| Exercise aim |
Throughout the listing that follows, find each line with the word "number" and copy it.

| Available data |
>>>
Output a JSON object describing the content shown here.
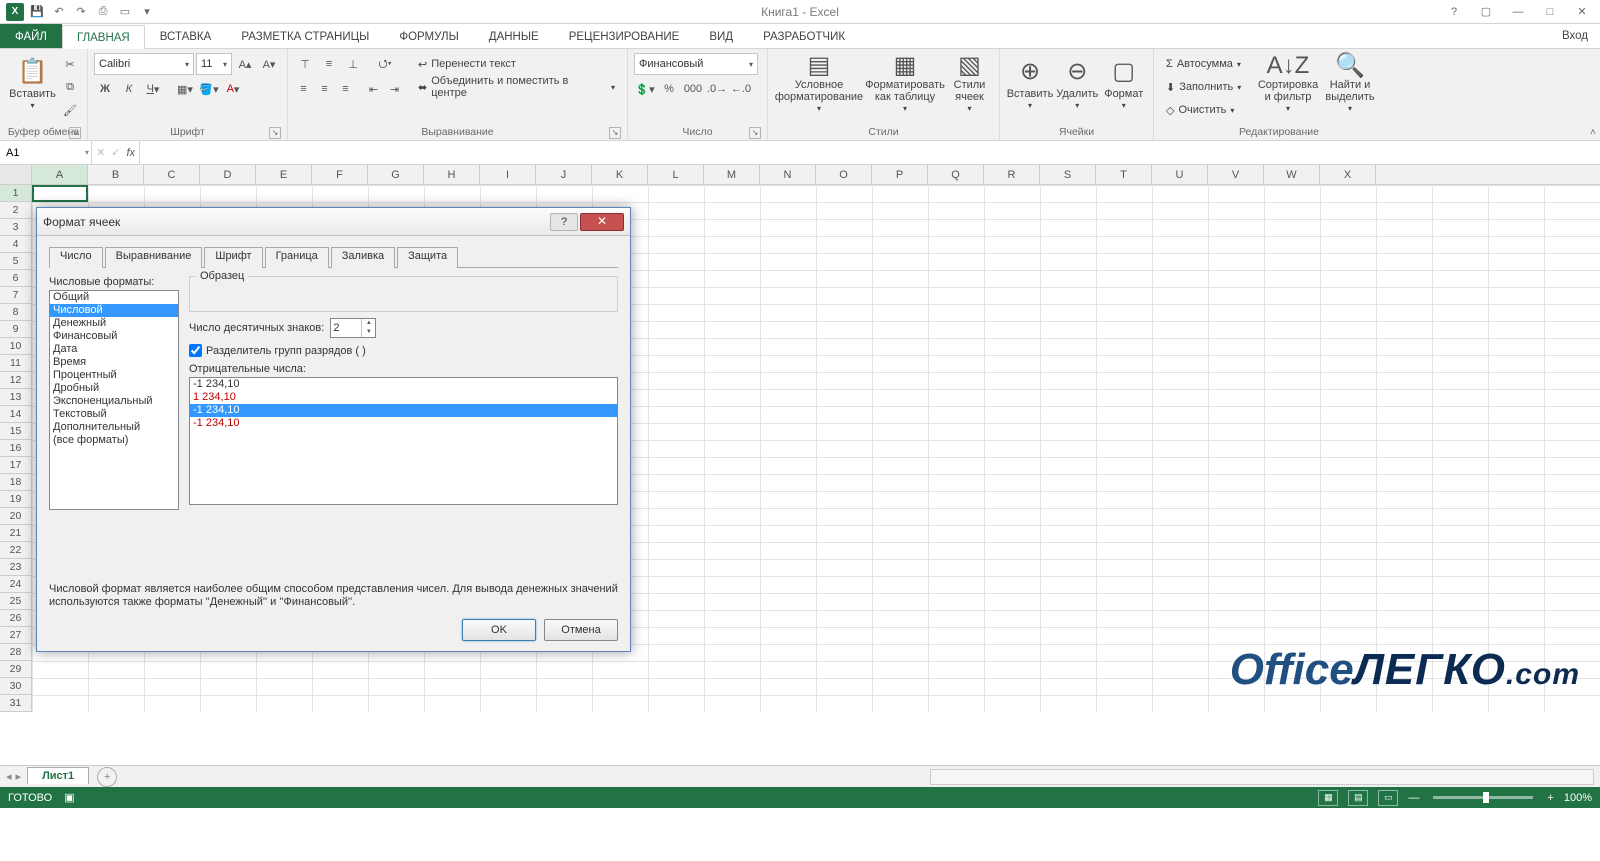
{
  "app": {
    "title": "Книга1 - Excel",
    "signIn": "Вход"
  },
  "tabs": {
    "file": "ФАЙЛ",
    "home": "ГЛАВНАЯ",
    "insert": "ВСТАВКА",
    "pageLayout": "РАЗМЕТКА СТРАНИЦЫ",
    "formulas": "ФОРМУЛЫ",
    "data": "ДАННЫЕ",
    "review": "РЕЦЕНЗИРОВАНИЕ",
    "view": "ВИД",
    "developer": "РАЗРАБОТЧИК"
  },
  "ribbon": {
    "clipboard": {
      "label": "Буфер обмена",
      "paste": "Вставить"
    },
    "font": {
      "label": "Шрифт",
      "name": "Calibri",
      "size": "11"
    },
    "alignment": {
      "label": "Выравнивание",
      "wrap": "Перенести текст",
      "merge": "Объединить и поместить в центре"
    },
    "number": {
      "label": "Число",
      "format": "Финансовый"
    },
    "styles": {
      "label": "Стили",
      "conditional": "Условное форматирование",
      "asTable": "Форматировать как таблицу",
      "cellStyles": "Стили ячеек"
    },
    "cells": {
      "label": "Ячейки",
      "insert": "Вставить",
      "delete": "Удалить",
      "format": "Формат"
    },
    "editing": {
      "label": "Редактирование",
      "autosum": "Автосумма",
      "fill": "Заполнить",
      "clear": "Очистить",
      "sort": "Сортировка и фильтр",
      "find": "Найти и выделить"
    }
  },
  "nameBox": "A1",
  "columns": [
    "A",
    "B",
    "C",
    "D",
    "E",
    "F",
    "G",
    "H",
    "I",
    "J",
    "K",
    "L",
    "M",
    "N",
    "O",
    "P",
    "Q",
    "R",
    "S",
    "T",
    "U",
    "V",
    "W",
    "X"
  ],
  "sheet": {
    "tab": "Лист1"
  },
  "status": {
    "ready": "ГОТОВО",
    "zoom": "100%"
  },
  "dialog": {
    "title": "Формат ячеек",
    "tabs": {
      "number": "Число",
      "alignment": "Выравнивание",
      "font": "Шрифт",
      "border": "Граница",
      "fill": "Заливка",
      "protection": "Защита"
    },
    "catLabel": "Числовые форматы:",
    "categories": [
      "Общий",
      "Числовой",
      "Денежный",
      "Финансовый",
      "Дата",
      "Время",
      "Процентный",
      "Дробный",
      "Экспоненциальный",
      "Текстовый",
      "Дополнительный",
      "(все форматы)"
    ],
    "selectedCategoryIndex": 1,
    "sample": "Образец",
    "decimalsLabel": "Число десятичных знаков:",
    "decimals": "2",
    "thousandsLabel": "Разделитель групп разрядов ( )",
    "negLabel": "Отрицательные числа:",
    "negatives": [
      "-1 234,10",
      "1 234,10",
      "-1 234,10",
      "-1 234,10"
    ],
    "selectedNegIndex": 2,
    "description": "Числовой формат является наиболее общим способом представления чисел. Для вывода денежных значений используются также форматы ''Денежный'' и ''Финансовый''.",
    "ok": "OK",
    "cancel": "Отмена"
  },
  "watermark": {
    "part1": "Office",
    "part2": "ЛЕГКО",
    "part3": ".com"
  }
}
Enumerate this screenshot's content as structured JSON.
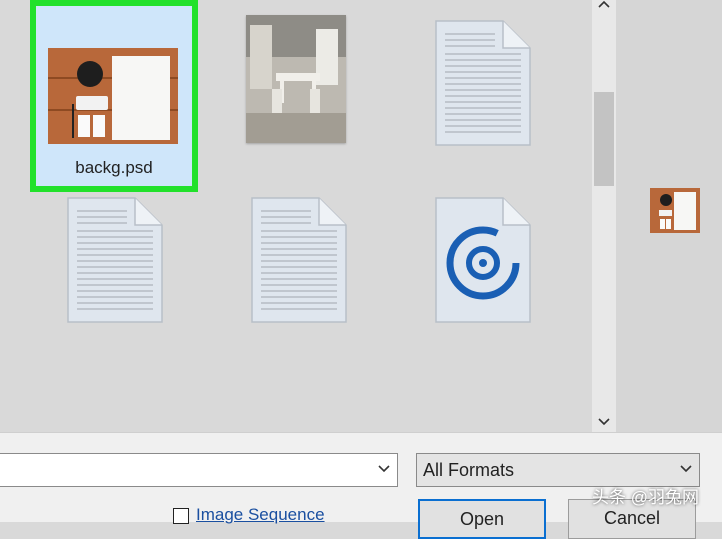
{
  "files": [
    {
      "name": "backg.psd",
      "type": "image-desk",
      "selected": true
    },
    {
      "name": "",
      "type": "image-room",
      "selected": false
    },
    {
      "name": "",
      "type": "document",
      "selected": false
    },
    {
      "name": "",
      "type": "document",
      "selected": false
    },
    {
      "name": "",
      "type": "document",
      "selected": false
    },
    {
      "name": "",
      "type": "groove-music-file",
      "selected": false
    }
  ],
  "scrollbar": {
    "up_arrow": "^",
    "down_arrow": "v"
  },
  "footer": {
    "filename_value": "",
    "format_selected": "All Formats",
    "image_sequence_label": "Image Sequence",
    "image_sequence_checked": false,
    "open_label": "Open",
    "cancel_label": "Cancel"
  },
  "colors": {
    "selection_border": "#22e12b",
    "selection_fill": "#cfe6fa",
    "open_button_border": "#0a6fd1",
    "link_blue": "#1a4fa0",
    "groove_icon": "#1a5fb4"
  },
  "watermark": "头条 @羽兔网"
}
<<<
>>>
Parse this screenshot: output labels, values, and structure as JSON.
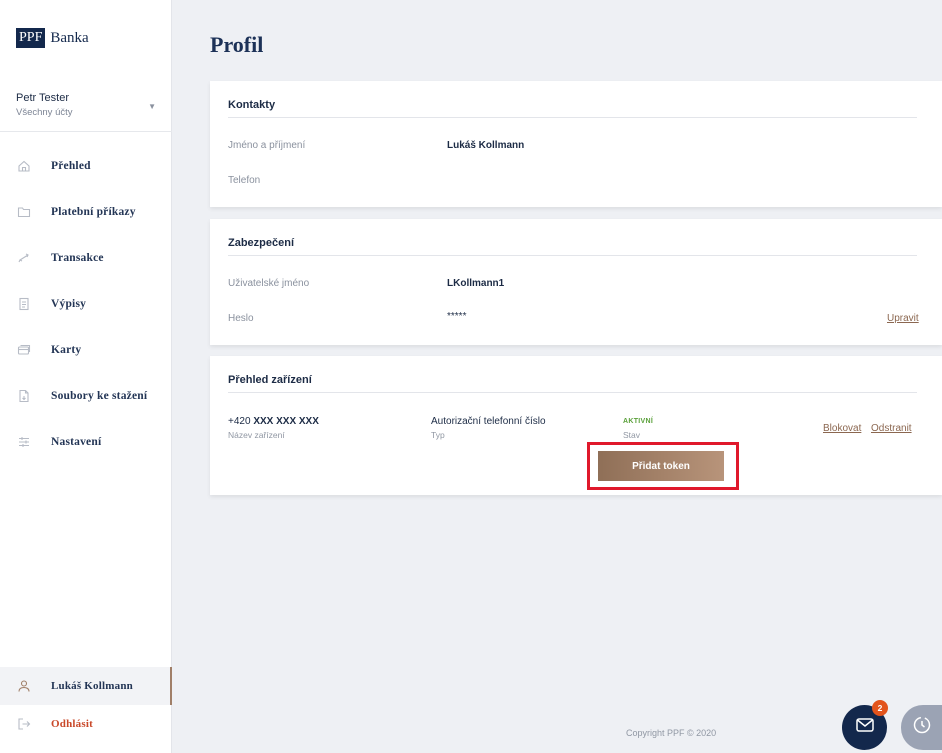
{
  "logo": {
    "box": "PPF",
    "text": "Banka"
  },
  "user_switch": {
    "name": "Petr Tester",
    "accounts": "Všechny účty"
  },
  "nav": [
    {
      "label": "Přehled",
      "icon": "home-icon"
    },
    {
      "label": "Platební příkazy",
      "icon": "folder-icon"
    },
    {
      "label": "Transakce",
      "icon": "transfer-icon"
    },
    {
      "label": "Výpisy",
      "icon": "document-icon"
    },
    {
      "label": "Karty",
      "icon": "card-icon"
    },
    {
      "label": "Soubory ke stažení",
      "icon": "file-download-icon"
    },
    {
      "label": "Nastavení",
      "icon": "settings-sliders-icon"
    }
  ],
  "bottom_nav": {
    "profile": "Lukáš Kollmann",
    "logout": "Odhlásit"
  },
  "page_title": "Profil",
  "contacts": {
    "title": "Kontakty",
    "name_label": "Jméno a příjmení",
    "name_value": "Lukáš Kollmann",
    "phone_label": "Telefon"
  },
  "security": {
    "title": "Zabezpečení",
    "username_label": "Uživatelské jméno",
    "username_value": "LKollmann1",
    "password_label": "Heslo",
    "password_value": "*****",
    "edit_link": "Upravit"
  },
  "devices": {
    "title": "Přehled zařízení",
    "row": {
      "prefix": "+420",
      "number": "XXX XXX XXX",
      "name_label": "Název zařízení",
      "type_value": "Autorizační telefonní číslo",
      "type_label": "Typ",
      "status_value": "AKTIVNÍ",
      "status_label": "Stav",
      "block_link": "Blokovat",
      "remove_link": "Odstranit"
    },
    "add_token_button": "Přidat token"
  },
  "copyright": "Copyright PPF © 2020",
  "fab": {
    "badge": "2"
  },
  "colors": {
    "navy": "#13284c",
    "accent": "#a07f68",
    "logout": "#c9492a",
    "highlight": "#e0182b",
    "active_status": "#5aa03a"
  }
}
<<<
| Response area |
    "number": {
      "number": "Число",
      "number": "XXX XXX XXX",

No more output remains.